US Representatives consider voting rights for youth

By Yeabsira Gebre and Mell Maloney Lopez, Staff Writers

U.S Representative Grace Meng has proposed legislation that would lower the voting age from 18 to 16. 

The New York Democrat introduced this amendment to the Constitution in 2018, but it never came up for a vote in the House or Senate, so she reintroduced it in January after her reelection. The last time the voting age was lowered was in 1971 when it went from 21 to 18. 

“I just recently turned 16 and I am very passionate about who represents me,” sophomore Andrew Thomas says. “I wish had the right to vote as of right now.”  

Teens can have a great impact in our country’s politics; they now advocate for the things they stand for and protest to create change.  

“Sixteen- and 17-year-olds are legally permitted to work, drive and they also pay federal income taxes” Meng reasons. “They are contributing members of our society and I believe it is right and fair to allow them to vote in our elections.” 

Locally in Washington, D.C., there are students who are 16 and wish to participate in voting for their representative.

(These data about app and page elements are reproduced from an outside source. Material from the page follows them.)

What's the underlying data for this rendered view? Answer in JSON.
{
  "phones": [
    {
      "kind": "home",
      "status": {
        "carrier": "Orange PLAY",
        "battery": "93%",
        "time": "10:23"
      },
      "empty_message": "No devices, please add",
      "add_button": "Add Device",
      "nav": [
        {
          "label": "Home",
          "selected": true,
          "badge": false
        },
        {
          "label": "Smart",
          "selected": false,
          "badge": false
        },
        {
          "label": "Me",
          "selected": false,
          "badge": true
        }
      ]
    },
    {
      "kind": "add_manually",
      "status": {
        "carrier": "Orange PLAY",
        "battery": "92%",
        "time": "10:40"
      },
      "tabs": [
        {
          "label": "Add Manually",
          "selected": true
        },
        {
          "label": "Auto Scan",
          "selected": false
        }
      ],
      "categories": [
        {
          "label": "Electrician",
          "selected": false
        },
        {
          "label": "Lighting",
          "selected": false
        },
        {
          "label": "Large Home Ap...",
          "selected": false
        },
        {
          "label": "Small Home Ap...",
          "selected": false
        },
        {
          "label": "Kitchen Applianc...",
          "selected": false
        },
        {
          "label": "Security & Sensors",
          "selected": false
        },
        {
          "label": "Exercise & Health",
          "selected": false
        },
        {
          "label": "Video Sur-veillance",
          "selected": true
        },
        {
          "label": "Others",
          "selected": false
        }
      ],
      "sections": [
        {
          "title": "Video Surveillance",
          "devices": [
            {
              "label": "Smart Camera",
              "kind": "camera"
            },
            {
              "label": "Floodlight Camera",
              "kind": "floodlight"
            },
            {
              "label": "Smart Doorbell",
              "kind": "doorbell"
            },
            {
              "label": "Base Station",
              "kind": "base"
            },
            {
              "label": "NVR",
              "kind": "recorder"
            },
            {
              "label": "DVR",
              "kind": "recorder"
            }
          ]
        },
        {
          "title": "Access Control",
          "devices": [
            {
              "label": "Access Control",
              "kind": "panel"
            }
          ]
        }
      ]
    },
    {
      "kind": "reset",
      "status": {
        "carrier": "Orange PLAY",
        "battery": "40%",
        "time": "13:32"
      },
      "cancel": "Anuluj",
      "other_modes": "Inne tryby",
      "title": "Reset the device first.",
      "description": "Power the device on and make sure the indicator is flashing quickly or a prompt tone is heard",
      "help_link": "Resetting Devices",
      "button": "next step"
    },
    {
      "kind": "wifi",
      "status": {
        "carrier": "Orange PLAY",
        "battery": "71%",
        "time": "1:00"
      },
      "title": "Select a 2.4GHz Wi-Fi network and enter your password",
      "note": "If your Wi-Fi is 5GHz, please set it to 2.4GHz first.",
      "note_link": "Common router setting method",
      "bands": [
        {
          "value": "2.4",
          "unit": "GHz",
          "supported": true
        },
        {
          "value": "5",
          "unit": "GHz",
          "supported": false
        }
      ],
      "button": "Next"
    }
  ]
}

Students over the age of 16 from different schools wish to vote.   

“I am a very picky person, I would like to be able to choose who is representing me,” says District of Columbia International School junior Ian R Kelly. “I would like the someone in power to be someone whose ideals correspond with mine.”  

A similar bill has been proposed in D.C. at least twice but has not passed. However, five Maryland cities in the surrounding suburbs of D.C. have successfully lowered the voting age for local, but not national, elections. 

“The policy has proven to be a success, with 16- and 17-year-old voters turning out at higher rates than older voters, and with local leaders reporting young people engaging with city government in new ways,” according to Vote16USA, a national non-profit helping to organize these efforts. 

Another DCI Student Jon Zengo-tiataten-bengo says, “I truly wish to have the opportunity to be able to vote, not just for local government but for more important figures like the president.”  

Along with the power of voting, should also come the responsibility of education. Teens need to know about the person they are voting for and what they represent and plan to do while in power.  

Girls Global Academy student Yarisbel Peña expresses her concerns with this proposed new law: “I think that for there to be change, there needs to be more education about it because you can’t just put a person to do something that they know nothing about.”  

Democrats are backing this legislation in part because it would boost votes for issues of concern to their party, like climate change and gun violence, according to this Fox News article. And voter turnout is key to winning elections.  

In the 2022 mid-term elections, voter participation was 45% percent of the eligible voters according to pew research, which was lower than the 2018 elections. With teens possibly being able to vote, this raises the question: would they take voting seriously or would they be like the other 55% – dismiss the idea and not vote at all?   

The Voting Rights Act of 1965 aimed to prevent racial discrimination in voting. It was followed in 1971 by the 26th Amendment to the Constitution, which lowered the voting age from 21 to 18. A new amendment has been proposed to further lower the voting age to 16. (Kheel Center, Cornell University, CC BY 2.0 <>, via Wikimedia Commons)